A Design For Life: Luke Chandresinghe on aesthetic resonance and architectural sustainability...

    Undercover is one of those unusual companies whose considerable success has been attained via word-of-mouth and the conscientious excellence present in all of their work. Founded by husband and wife team Luke and Estelle Chandresinghe in 2013, the practice has quietly garnered a reputation for creating beautifully art-directed spaces that effortlessly balance sophisticated elegance with simplicity of purpose; and for taking on projects that are excessive perhaps only in their ambition. Based between Provence and London, Undercover forward an ethos that aims to be entirely cogent with the challenges of 21stcentury living – one that is based on considered functionality, sustainability and, for want of a better word, soul. Here, the rarely interviewed architect and co-founder discusses aesthetic resonance, explains the need for spirituality in design, and tells us why buildings of the past were so much more in tune with their environment than those of the modern day.

    Can you recall what first turned you on to architecture and design as a child?
    From a very, very early age, I was completely obsessed with the design of everything – from the quality of paper I was drawing on, to the pencil; even to the shape of how I would sharpen the pencil. I was just hugely attracted to the aesthetic qualities of objects, and also how things worked mechanically. I was possibly also a little OCD, because if there was a mess in the kitchen, I would just put everything in a black bag and throw it out, and my mum used to freak out because it could be mail, or practically anything I had thrown in there – everything that seemed to me like clutter. The desire for everything to have its right place just always seemed to be in my DNA. The interest in architecture came much later, but certainly as a kid growing up, it was all about the aesthetic and design, and that has stayed with me. I think when you design something beautifully – whatever it is – it can resonate, and has presence, and the design of space can certainly do that.

    What does the notion of home mean to you?
    The notion of what a home represents is very different from what it was even 10 years ago, and we’ve been noticing that now when you design a house, 90 per cent of the work is about defining the notion of what the house, or home, actually represents to the client – especially since the pandemic. There is a real shift going on of creating a sanctuary and a retreat from the world, and that is really interesting. I believe the real sense of the home comes from achieving harmony in a space, and you know when you have achieved it because when you walk in there's a clear sort of feeling you get. It's really hard to design, and it comes from an amalgamation of spirituality, respect to the space and place, and a real understanding of materials. When you bring all those things together, you can sort of achieve it. If you're in tune with what you're building, and you're being honest to that space, then the soul, and sort of embedded energy in the building, will continue to permeate in a good way. The real success of any space comes when you sit there at the end of the day and your heart feels good, and you feel relaxed.

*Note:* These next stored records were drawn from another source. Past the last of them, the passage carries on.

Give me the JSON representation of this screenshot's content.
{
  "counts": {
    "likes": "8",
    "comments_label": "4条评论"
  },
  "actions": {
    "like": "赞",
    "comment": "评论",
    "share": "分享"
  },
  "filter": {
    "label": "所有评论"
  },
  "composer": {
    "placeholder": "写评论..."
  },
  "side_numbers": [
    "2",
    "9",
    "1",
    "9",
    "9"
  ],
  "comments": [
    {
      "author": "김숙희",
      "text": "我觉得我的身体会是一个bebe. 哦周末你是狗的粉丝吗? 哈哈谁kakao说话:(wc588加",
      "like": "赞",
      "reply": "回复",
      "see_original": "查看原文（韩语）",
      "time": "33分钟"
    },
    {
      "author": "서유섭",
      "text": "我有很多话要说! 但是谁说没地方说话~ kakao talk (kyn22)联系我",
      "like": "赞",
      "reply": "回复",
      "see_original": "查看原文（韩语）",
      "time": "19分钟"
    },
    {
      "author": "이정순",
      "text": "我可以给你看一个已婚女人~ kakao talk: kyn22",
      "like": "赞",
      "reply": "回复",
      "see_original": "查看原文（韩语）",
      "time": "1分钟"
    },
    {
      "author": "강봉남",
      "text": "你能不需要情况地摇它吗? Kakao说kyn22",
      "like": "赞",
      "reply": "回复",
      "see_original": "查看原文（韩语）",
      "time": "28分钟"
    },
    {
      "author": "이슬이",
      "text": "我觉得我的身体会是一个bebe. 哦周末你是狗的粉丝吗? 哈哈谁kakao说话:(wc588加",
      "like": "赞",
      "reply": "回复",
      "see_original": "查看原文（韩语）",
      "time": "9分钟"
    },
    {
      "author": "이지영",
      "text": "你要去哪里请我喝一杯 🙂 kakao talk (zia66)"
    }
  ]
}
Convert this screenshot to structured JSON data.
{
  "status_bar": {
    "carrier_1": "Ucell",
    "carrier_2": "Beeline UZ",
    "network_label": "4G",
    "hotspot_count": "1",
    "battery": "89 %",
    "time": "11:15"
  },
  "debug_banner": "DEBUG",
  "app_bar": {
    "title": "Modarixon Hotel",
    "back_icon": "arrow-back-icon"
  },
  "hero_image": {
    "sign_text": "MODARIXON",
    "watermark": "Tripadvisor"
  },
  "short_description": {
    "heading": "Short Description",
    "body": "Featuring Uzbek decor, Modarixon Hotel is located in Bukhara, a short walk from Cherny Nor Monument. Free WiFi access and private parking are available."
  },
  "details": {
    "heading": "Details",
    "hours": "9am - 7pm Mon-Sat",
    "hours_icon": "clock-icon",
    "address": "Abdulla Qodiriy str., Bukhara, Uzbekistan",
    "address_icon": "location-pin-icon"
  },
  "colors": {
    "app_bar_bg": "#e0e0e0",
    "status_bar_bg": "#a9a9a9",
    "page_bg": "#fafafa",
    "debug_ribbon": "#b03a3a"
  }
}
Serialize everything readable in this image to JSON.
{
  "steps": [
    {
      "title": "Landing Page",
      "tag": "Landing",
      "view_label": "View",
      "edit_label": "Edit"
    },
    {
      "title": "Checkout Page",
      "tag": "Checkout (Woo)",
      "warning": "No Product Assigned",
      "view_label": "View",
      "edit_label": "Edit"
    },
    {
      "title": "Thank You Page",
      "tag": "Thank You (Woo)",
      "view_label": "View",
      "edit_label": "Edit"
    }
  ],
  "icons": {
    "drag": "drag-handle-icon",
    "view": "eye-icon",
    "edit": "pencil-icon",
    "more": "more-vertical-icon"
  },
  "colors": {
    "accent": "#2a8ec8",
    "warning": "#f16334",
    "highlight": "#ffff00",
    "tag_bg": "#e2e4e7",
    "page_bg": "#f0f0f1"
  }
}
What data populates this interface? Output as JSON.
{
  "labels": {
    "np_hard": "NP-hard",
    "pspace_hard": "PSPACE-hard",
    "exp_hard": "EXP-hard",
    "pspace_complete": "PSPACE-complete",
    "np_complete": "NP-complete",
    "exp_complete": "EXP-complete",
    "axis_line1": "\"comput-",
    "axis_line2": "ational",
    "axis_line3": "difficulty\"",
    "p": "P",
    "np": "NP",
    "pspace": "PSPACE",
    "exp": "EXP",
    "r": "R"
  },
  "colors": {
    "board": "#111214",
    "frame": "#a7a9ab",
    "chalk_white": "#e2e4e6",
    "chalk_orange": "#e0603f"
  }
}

    How important is it for you to design in simpatico with the environment?
    At the moment, my wife and I are building a home in Provence, in a building that is 500 years old, and buildings that were built 500 years ago were genuinely responsive to the environment. People just don't build buildings like that any more because they're too expensive, and because, honestly, people just don't care – too often, it's all about a quick fix and a quick buck. We don’t take on those kinds of clients. I simply can’t work on a project I don’t’ believe in anymore. What we are trying to build in France is definitely in tune with its environment, and is kind of a sustainable model for living and working – I would say that probably 70 per cent of the materials that we're using are reclaimed, and pretty much all of the technology is old. We are also building the house to future-proof for a plus three-degree climate change – we want it to be self-sufficient. We’re not preaching about sustainability and climate change, but we are certainly thinking about it in everything we do. I’ve seen first-hand the damage happening in the world – the mess we are in – and I’ve come to realise that we don't want to contribute to that, or have clients that do.

    What is the most challenging project Undercover have worked on?
    There’s not one project that hasn’t been challenging on some level, but as a company we bring those challenges on ourselves to push ourselves. We're lucky as a company because people are only going to come to us who are looking for a certain level of quality. What we try and do very early on is to establish a brief with the client by going to meet them and asking them what they would like to do, who they are and how do they live? I really don't like being lazy around design, so I’m always about trying hard during the process to fight the good fight. I think as I’ve gotten older I've let go a little of being so obsessed by the micro detail, and have thought a lot more about the bigger picture of why I am an architect, and the responsibility that entails – spending more time out of the city and in nature, I’ve come to realise that, actually, nature is the perfect architect; and I can’t really compete with that.

    All imagery courtesy of Undercover

    Interview by JP Pryor